On Saturday, dozens -- perhaps a hundred -- people marched on the state capitol in Montgomery to "Shine the Spotlight of Shame on Alabama," according to media and eyewitness accounts. Organized by radio talk show host Roberta Franklin, herself a drug felon, the march included contingents from the Alabama prisoner advocacy group Family Members of Inmates, death penalty opponents, and the Alabama Marijuana Party, headed by Loretta Nall. Also in town for the march was Michael Blain of the Drug Policy Alliance.
Most of the people doing Alabama prison time on drug charges are not kingpins, said Nall, who is running for governor of the state in 2006 on the Marijuana Party ticket and who is facing a possible two-year jail sentence for marijuana possession herself. "They are people like you and me," Nall told the crowd. "Poor white people and minorities, the people who can't afford to defend themselves."
"We are here protesting the draconian drug laws here in the state of Alabama," Blain said. "In this time of fiscal crisis, you can't keep jailing people. Alabama has no more money. Stop locking people up."
Other protesters were less eloquent but equally moving. Four-year-old Aven Mitchell of Montgomery carried a sign almost as large as he was, asking that his uncle, a nonviolent drug offender, be released. Annie Davis of Dadeville was there to plead for the release of her son, Kelvin Lamont Shaw. Convicted of marijuana trafficking and sentenced as a habitual offender, Shaw is serving a life sentence.
For Franklin, who is on probation after a prescription drug conviction, winning the release of nonviolent offenders is going to have to come from the bottom up -- the families and friends -- and not the top down. She pronounced herself "disappointed" in the turnout. "I got more letters yesterday (from inmates) than the number of people here. Unless the family members stand up and say we're sick of what's going on, nothing will change."
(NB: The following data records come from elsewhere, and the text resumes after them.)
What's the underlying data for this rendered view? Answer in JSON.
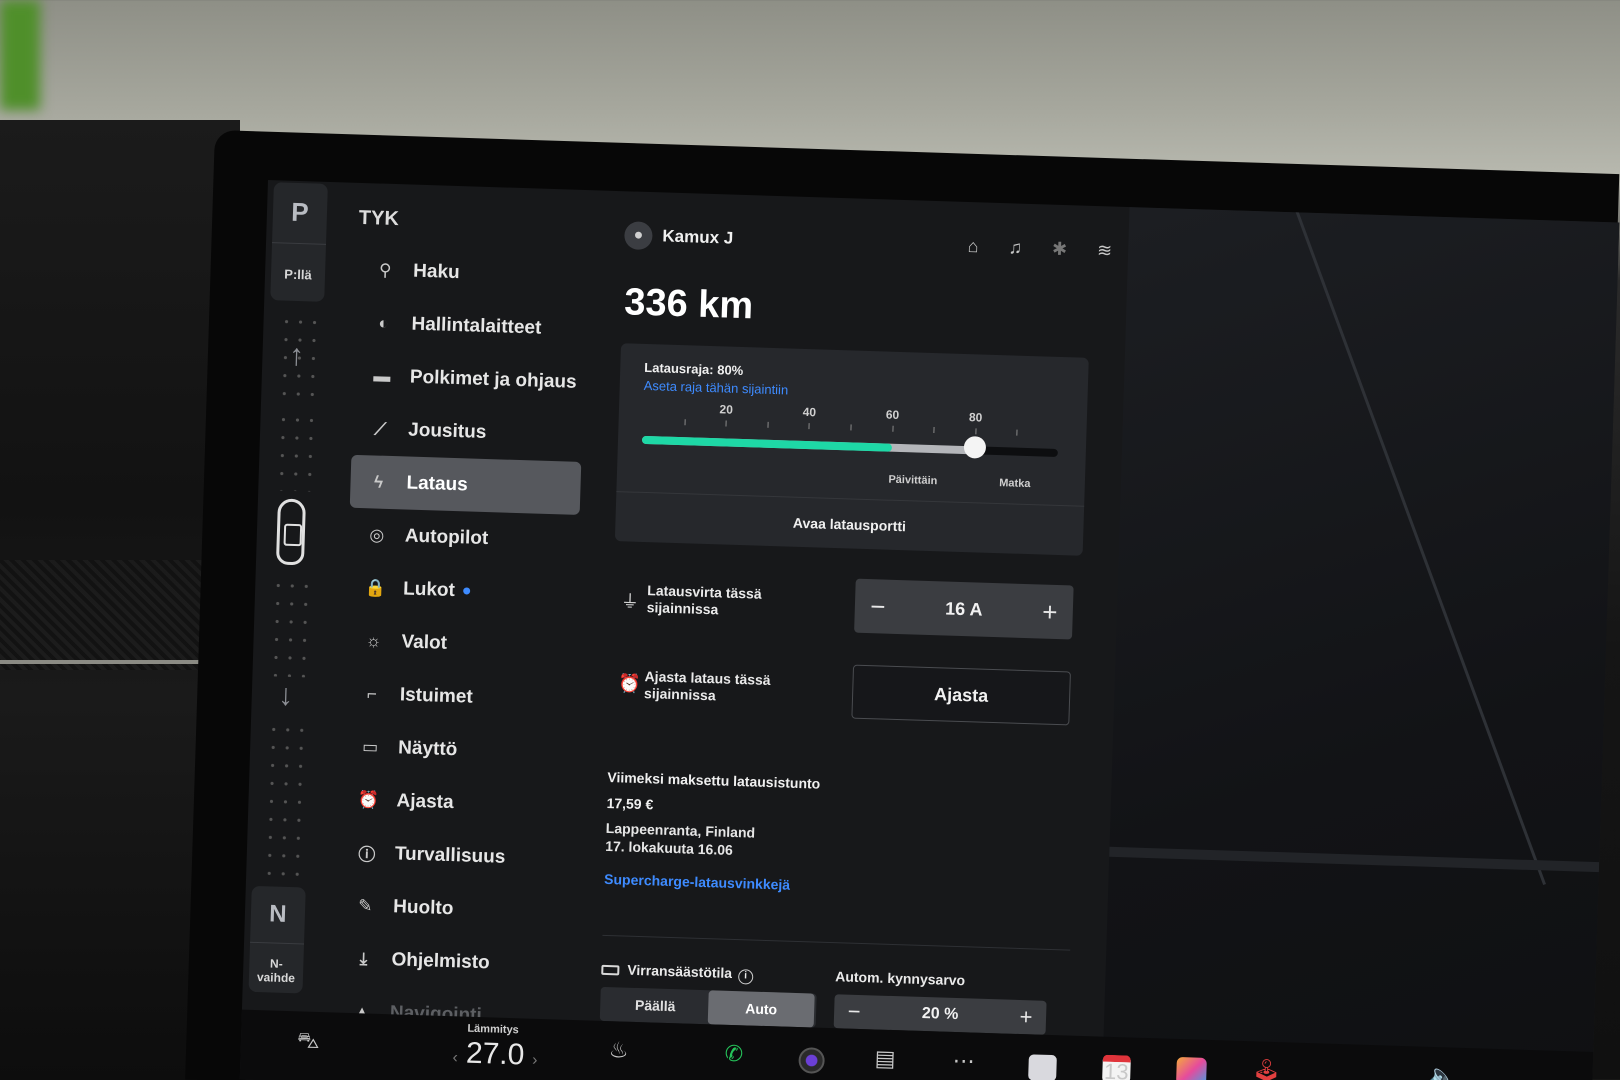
{
  "gear": {
    "park_letter": "P",
    "park_label": "P:llä",
    "neutral_letter": "N",
    "neutral_label_1": "N-",
    "neutral_label_2": "vaihde"
  },
  "sidebar": {
    "title": "TYK",
    "items": [
      {
        "label": "Haku",
        "icon": "search-icon",
        "glyph": "⚲"
      },
      {
        "label": "Hallintalaitteet",
        "icon": "toggle-icon",
        "glyph": "◐"
      },
      {
        "label": "Polkimet ja ohjaus",
        "icon": "car-icon",
        "glyph": "▬"
      },
      {
        "label": "Jousitus",
        "icon": "suspension-icon",
        "glyph": "⟋"
      },
      {
        "label": "Lataus",
        "icon": "lightning-icon",
        "glyph": "ϟ"
      },
      {
        "label": "Autopilot",
        "icon": "steering-wheel-icon",
        "glyph": "◎"
      },
      {
        "label": "Lukot",
        "icon": "lock-icon",
        "glyph": "🔒"
      },
      {
        "label": "Valot",
        "icon": "light-icon",
        "glyph": "☼"
      },
      {
        "label": "Istuimet",
        "icon": "seat-icon",
        "glyph": "⌐"
      },
      {
        "label": "Näyttö",
        "icon": "display-icon",
        "glyph": "▭"
      },
      {
        "label": "Ajasta",
        "icon": "alarm-icon",
        "glyph": "⏰"
      },
      {
        "label": "Turvallisuus",
        "icon": "safety-icon",
        "glyph": "ⓘ"
      },
      {
        "label": "Huolto",
        "icon": "wrench-icon",
        "glyph": "✎"
      },
      {
        "label": "Ohjelmisto",
        "icon": "download-icon",
        "glyph": "⤓"
      },
      {
        "label": "Navigointi",
        "icon": "navigation-icon",
        "glyph": "▲"
      }
    ],
    "active_index": 4
  },
  "header": {
    "user_name": "Kamux J",
    "icons": [
      "home-icon",
      "bell-icon",
      "bluetooth-icon",
      "wifi-icon"
    ]
  },
  "range": "336 km",
  "charge_card": {
    "limit_title": "Latausraja: 80%",
    "limit_link": "Aseta raja tähän sijaintiin",
    "tick_labels": [
      "20",
      "40",
      "60",
      "80"
    ],
    "current_fraction": 0.6,
    "limit_fraction": 0.8,
    "seg_daily": "Päivittäin",
    "seg_trip": "Matka",
    "open_port": "Avaa latausportti"
  },
  "current_row": {
    "label": "Latausvirta tässä sijainnissa",
    "value": "16 A",
    "minus": "−",
    "plus": "+"
  },
  "schedule_row": {
    "label": "Ajasta lataus tässä sijainnissa",
    "button": "Ajasta"
  },
  "last_session": {
    "title": "Viimeksi maksettu latausistunto",
    "price": "17,59 €",
    "location": "Lappeenranta, Finland",
    "date": "17. lokakuuta 16.06",
    "link": "Supercharge-latausvinkkejä"
  },
  "energy_saving": {
    "label": "Virransäästötila",
    "option_on": "Päällä",
    "option_auto": "Auto",
    "selected": "Auto",
    "threshold_label": "Autom. kynnysarvo",
    "threshold_value": "20 %",
    "minus": "−",
    "plus": "+"
  },
  "dock": {
    "temp_label": "Lämmitys",
    "temp_value": "27.0",
    "apps": [
      "car-icon",
      "seat-heater-icon",
      "phone-icon",
      "camera-icon",
      "media-icon",
      "more-icon",
      "notes-icon",
      "calendar-icon",
      "games-icon",
      "joystick-icon",
      "volume-icon"
    ],
    "calendar_day": "13"
  },
  "colors": {
    "accent_blue": "#3e8bff",
    "charge_green": "#1ed8a6",
    "active_item": "#56585d"
  }
}
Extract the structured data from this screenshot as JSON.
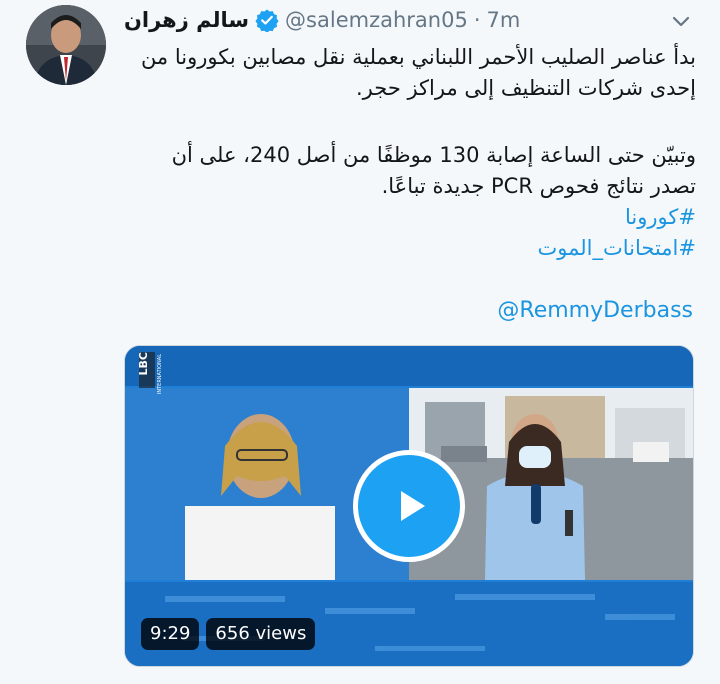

But when even a few people start marching in Montgomery to demand freedom for drug offenders, something has already begun to change.
View video of the march online
at one of Nall's other areas of involvement, Pot-TV: